Those who fish Mcloughlins Beach regularly in the colder months would know May and June is when the big salmon enter our south Gippsland estuaries, and sure enough, the salmon played by the rules and turned up again right on cue.
Firstly, for those of you who haven’t fished Mcloughlins Beach over the past few years, if you go there you will notice the entrance channel has changed dramatically. The area that splits off towards Manns Beach is very shallow and full of dead trees, and at low tide you can see just how silted up and full of snags Mcloughlins Beach is now. This has done changed the fishing as it has mainly changed the area of flow.
The shortcut channel that heads to Manns Beach is now almost separated from the entrance and the bigger fish don’t seem to go up there anymore. Basically all the big salmon are staying in the entrance where it’s deeper and has more flow.
A few weeks ago we used this theory and put all our efforts to search for the big salmon in the entrance during the tide change. We found that the run-in is definitely the time to chase the big fish, as the run-out only produced fish to about 1kg. With any luck the bigger salmon will hang around all winter. Nevertheless from past years’ experience, the bigger ones are usually only there for the start of winter and then return mid spring – so get over there asap.
We have also had a bit of rain of late and the salmon don’t really like the dirty water. If the water looks brown, I wouldn’t bother fishing it, I would try and find some clear water.
To find the salmon, use different techniques; don’t just troll. If the salmon are down deep, they won’t always swim to the top to chase a metal lure that is only 30cm under the water. So if you do decide to troll be sure to run different style lures, such as a metal lure and also a deep diver.
I find the best way to search for salmon is spindrift. Have one angler using a soft plastic between 1/4oz and 1/2oz with a 3-5” soft plastic and someone else using a metal slug or diver. When you find the fish, either repeat the same drift or anchor on the fish.
I haven’t heard of too many big salmon at Manns Beach, however there are mega amounts of salmon to 600g, but this can change day to day as well.

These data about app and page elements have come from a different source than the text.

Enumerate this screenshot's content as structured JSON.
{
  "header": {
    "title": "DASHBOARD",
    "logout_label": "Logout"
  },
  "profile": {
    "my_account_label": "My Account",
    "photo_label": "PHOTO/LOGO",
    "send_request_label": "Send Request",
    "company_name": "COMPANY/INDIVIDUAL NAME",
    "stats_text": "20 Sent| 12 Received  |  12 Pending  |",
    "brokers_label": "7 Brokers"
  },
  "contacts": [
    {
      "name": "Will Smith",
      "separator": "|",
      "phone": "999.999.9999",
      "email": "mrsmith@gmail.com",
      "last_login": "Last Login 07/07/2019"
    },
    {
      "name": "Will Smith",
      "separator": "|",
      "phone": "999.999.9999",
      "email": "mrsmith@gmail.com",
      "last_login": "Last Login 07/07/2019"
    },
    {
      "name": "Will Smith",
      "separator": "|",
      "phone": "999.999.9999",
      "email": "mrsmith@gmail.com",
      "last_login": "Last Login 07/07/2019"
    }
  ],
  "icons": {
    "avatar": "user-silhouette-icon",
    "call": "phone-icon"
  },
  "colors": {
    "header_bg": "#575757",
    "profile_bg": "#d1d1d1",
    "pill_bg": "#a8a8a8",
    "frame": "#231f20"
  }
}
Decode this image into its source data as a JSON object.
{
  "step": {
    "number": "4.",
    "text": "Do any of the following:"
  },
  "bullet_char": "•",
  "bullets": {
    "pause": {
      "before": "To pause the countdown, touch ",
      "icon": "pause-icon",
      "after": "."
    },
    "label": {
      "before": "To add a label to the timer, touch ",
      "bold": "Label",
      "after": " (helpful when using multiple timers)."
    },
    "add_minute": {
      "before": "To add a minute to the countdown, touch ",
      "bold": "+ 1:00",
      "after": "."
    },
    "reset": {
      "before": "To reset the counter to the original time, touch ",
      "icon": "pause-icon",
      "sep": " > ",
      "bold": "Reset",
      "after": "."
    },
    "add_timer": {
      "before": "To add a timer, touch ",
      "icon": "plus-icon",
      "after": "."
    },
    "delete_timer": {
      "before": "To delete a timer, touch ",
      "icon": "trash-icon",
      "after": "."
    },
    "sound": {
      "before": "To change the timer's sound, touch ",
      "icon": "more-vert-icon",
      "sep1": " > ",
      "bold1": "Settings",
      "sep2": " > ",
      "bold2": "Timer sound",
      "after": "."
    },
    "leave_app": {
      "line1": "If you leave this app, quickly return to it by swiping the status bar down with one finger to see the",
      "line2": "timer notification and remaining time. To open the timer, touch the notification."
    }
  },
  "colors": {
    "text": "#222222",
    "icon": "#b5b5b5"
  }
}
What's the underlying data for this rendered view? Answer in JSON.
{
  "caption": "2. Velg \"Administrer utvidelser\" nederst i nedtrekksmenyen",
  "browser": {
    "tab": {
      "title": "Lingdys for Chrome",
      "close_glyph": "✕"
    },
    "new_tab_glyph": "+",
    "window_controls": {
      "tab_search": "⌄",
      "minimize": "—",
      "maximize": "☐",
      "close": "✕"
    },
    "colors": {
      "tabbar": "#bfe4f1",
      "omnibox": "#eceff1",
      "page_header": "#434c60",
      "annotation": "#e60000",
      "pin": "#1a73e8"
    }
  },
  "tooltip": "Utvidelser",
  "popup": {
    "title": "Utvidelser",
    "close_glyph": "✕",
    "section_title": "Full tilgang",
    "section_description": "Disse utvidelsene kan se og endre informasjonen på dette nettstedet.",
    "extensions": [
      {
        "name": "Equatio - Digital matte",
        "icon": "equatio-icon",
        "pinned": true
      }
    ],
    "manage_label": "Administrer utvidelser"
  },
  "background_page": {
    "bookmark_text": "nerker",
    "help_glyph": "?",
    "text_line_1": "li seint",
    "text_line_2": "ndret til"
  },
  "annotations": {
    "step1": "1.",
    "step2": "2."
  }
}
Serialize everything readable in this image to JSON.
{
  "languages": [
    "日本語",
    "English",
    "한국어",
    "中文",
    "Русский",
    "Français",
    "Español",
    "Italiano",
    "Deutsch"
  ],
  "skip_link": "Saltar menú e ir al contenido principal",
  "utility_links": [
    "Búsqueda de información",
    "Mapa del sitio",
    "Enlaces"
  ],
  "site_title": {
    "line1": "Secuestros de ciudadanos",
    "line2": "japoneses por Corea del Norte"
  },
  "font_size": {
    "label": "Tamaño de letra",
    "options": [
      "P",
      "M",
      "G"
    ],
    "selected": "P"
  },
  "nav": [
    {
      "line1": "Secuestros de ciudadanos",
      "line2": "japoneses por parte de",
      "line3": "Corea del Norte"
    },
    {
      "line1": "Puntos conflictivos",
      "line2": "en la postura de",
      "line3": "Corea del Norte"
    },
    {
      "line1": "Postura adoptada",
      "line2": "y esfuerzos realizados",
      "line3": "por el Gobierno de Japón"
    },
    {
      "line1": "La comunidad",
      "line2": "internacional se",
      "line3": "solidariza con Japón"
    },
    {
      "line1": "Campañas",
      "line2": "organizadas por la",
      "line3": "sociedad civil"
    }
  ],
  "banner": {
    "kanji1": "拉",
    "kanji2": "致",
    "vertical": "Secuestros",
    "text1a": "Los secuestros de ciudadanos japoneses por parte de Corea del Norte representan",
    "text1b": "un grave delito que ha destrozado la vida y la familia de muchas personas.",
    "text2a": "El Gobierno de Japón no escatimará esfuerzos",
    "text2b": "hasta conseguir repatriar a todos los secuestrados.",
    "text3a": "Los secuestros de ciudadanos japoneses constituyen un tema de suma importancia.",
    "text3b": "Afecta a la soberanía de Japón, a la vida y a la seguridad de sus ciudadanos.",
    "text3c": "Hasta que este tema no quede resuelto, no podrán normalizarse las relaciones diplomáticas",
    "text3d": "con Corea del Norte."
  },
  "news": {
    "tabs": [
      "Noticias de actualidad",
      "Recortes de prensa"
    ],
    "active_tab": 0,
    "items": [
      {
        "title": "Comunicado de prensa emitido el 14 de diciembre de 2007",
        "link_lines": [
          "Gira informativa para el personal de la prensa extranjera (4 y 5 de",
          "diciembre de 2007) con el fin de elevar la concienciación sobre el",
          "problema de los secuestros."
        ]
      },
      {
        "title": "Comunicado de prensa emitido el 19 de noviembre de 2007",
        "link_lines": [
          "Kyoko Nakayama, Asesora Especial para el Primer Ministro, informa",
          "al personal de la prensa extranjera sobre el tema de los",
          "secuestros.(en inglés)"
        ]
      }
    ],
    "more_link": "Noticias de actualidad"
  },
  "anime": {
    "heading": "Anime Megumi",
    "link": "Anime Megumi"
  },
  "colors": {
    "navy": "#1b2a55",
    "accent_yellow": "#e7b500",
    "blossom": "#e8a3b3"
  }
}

The tailor have just moved in as well and they are in Manns channel all the way to the snapper hole at Mcloughlins. These guys usually hang around all winter.
Port Albert usually gets a good run of big salmon around Dog Island all winter as well, so it’s worth heading down there. The shallow water towards Kearneys Entrance make great sport fishing for salmon as you can use surface lures such as poppers and stickbaits.
The gars have been massive this year and it doesn’t look like they will leave anytime soon. We have seen plenty of gars to 45cm this year. The start of the run-out has been good, but the flood tide has probably been the best. The key is berley, berley, berley!
You have to get the fish to the back of the boat to get good numbers before they either disperse of disappear. Use two rigs, one float rig and the other a very light paternoster fished on the bottom. The gars love moving baits so don’t be afraid to slowly lift your rod and slowly retrieve the bait. The gars have been in good numbers at Manns Beach and also at Port Albert.
It’s big gummy time now and there have already been some nice fish to 25kg caught out wide in 20m+ of water. The key is to fish the tide change and use fresh baits, such a squid heads and salmon and trevally cut baits. You can drift or anchor – both methods work, it just depends on your depth.
Out wider the flathead have been going excellent and there are flatties to 60cm being caught regularly and they never leave, they will be there all winter. Drifting with paternoster rigs is the way to fish out here for flatties and if your drift is too quick, put out a sea anchor slow yourself down or put on a bigger sinker to make sure your bait is on the bottom.
• For more information, contact Will at Allways Angling in Traralgon on 51748544. You will get expert advice and great deals on fishing bait and tackle. Tune into Rex Hunt and Lee Rayner’s “Off the Hook” on 1242 to hear Will’s report on what’s going on in Gippsland!
A quality 63cm salmon that took a 4” pumpkinseed minnow on a heavy jighead fished on the bottom on the run-in tide.
Clint Stanistreet holds up the average sized fish for this time of year in the entrance. It measured 58cm and was around 5lb and took a metal slug.
Joel Pettifer caught this massive gummy shark out wide. These are what anglers come to South Gippy for to catch over winter.Reads: 688